China and India: on the ‘friend’ side of ‘frenemy’?
by Soyen Park / East Asia Forum / 16 May 2018
As Korean leaders Kim Jong-un and Moon Jae-in were charming the world walking hand in hand over the demarcation line to the north, another ‘heart-to-heart’ summit was happening in the central Chinese city of Wuhan — this one between Chinese President Xi Jinping and Indian Prime Minister Narendra Modi. Billed as the ‘first informal summit’, the two-day get-together between Modi and Xi aimed to ‘reset’ China–India ties after years of mutual distrust. Not even a year ago, the world’s two most populous countries locked horns in a face-off at Doklam. But the dragon and the elephant seem to have agreed to settle their differences and dance to the tune of rising global uncertainties, at least for now.
For an informal summit, the Wuhan meeting appeared to cover a wide range of issues. No agreement was signed and no joint statement was issued, but both leaders emphasised their determination and commitment to a future characterised by positive bilateral ties. Modi and Xi reportedly held multiple one-on-one discussions with only their interpreters present. Media from both countries are hailing the talks as open, cordial and warm. The headline ‘2 days, 7 events, 9 hours’ says it all.
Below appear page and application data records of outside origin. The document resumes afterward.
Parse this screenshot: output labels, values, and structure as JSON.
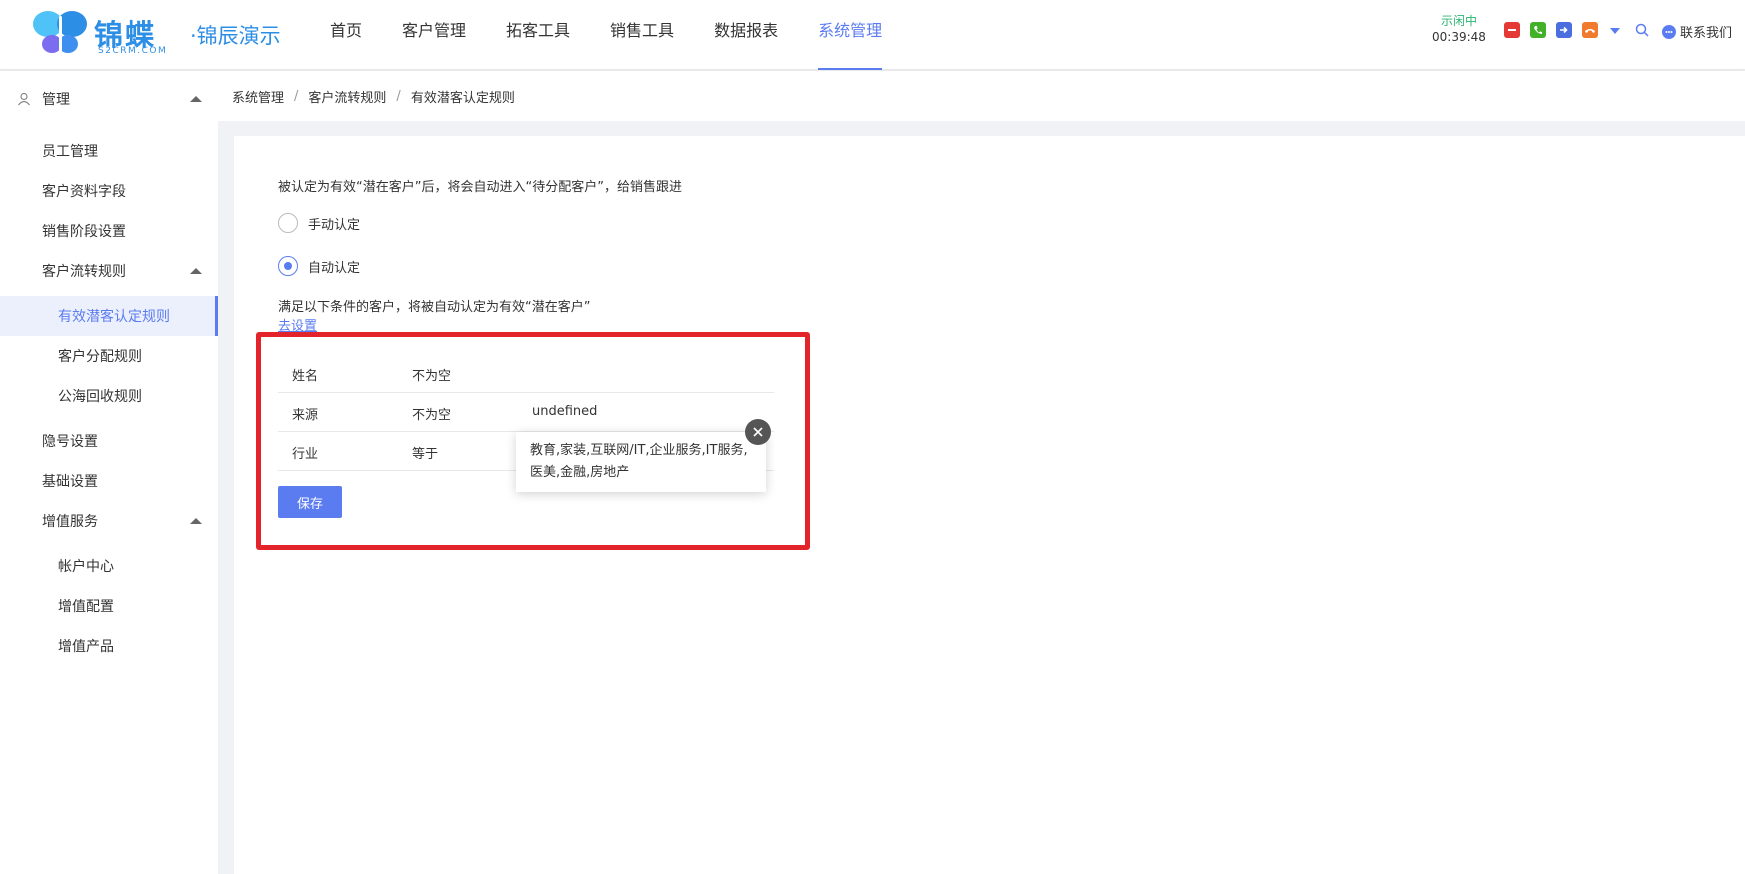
{
  "colors": {
    "accent": "#5b7cf0",
    "highlight": "#e3242b",
    "status_ok": "#2bb673"
  },
  "header": {
    "logo_name": "锦蝶",
    "logo_sub": "S2CRM.COM",
    "logo_demo": "·锦辰演示",
    "nav": [
      "首页",
      "客户管理",
      "拓客工具",
      "销售工具",
      "数据报表",
      "系统管理"
    ],
    "active_nav": "系统管理",
    "call_status": "示闲中",
    "call_timer": "00:39:48",
    "tools": [
      "busy-icon",
      "phone-icon",
      "transfer-icon",
      "hangup-icon",
      "dropdown-icon",
      "search-icon"
    ],
    "contact_label": "联系我们"
  },
  "sidebar": {
    "group_manage": "管理",
    "employee": "员工管理",
    "customer_fields": "客户资料字段",
    "sales_stage": "销售阶段设置",
    "flow_rules": "客户流转规则",
    "flow_sub": [
      "有效潜客认定规则",
      "客户分配规则",
      "公海回收规则"
    ],
    "privacy": "隐号设置",
    "basic": "基础设置",
    "value_added": "增值服务",
    "value_sub": [
      "帐户中心",
      "增值配置",
      "增值产品"
    ]
  },
  "breadcrumb": [
    "系统管理",
    "客户流转规则",
    "有效潜客认定规则"
  ],
  "main": {
    "description": "被认定为有效“潜在客户”后，将会自动进入“待分配客户”，给销售跟进",
    "radio_manual": "手动认定",
    "radio_auto": "自动认定",
    "selected_mode": "自动认定",
    "condition_desc": "满足以下条件的客户，将被自动认定为有效“潜在客户”",
    "goto_setting": "去设置",
    "rules": [
      {
        "field": "姓名",
        "op": "不为空",
        "value": ""
      },
      {
        "field": "来源",
        "op": "不为空",
        "value": "undefined"
      },
      {
        "field": "行业",
        "op": "等于",
        "value": ""
      }
    ],
    "tooltip": "教育,家装,互联网/IT,企业服务,IT服务,医美,金融,房地产",
    "save": "保存"
  }
}
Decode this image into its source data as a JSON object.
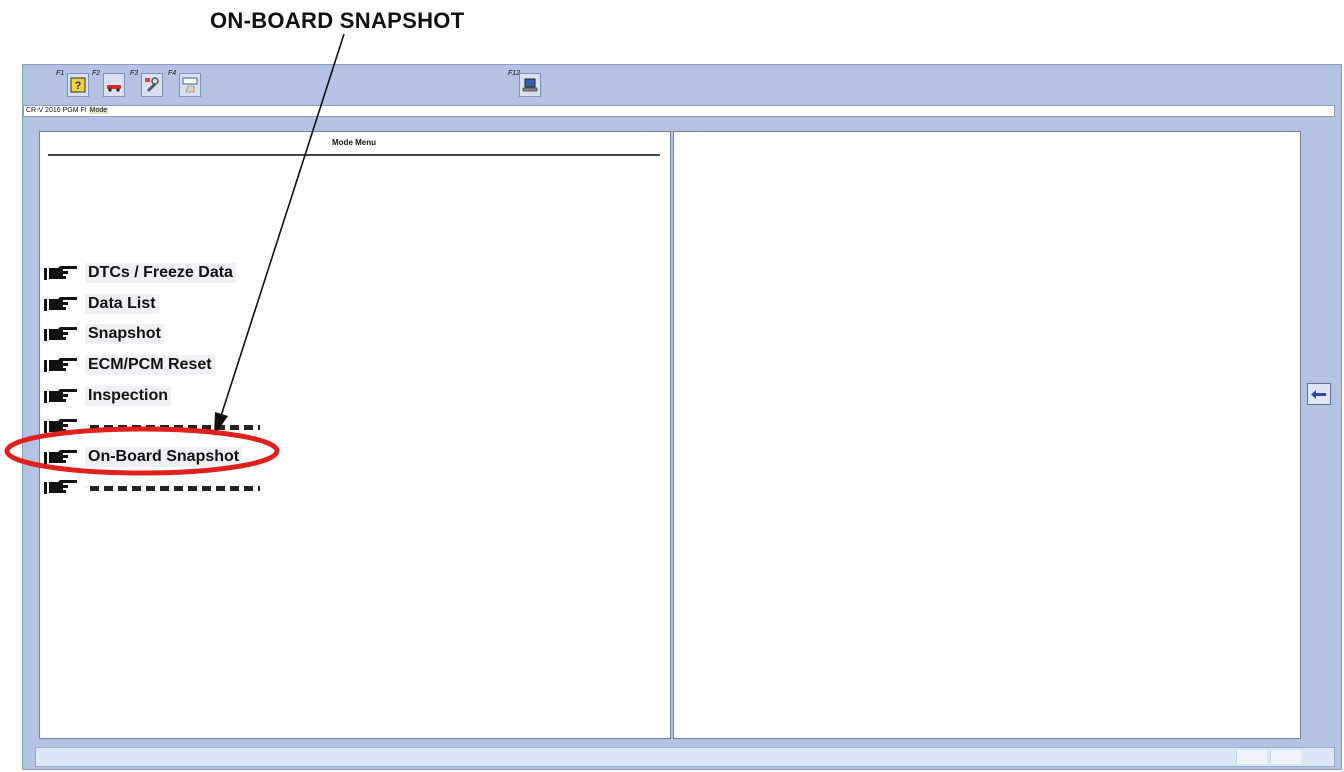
{
  "callout": {
    "title": "ON-BOARD SNAPSHOT"
  },
  "toolbar": {
    "buttons": [
      {
        "fkey": "F1",
        "icon": "help-question-icon"
      },
      {
        "fkey": "F2",
        "icon": "vehicle-icon"
      },
      {
        "fkey": "F3",
        "icon": "service-tool-icon"
      },
      {
        "fkey": "F4",
        "icon": "tool-hand-icon"
      },
      {
        "fkey": "F12",
        "icon": "computer-icon"
      }
    ]
  },
  "status_strip": {
    "vehicle": "CR-V 2016",
    "system": "PGM FI",
    "mode": "Mode"
  },
  "left_panel": {
    "header": "Mode Menu",
    "menu_items": [
      {
        "label": "DTCs / Freeze Data"
      },
      {
        "label": "Data List"
      },
      {
        "label": "Snapshot"
      },
      {
        "label": "ECM/PCM Reset"
      },
      {
        "label": "Inspection"
      },
      {
        "label": ""
      },
      {
        "label": "On-Board Snapshot"
      },
      {
        "label": ""
      }
    ]
  },
  "colors": {
    "window_bg": "#b5c3e3",
    "highlight_ring": "#e0201c",
    "back_arrow": "#2a4fa0"
  }
}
The major focus of the meeting was border peace — an obvious focus given the impact of last year’s 73-day-long stand-off on an already sour relationship. The confrontation highlighted how a dangerous tug-of-war between the two nuclear powers could easily escalate into a military skirmish. It also revealed that a Cold War zero-sum mentality towards conflict is still present. Both leaders have agreed to ‘issue strategic guidance to their militaries to strengthen communication’. To do so, Chinese and Indian militaries will soon set up a hotline between their headquarters.
Another major outcome of the summit came in the form of expressions of interest in undertaking a joint economic project in war-torn Afghanistan. Details are still in the works, with some concerned that such a move could rile Pakistan, which feverishly refuses to recognise India’s growing role in the country. This also means that the regional geopolitical equation could shift depending on how the India–China–Pakistan triangle realigns.
Other thorny issues such as India’s trade deficit, terrorism, the Nuclear Suppliers Group and the Belt and Road Initiative were also discussed. Both leaders vowed to collaborate on tackling global challenges including rising protectionism, climate change, food security and sustainable development. Overall, the meeting was both significant and informal enough to win the hearts of those in both countries. Read more…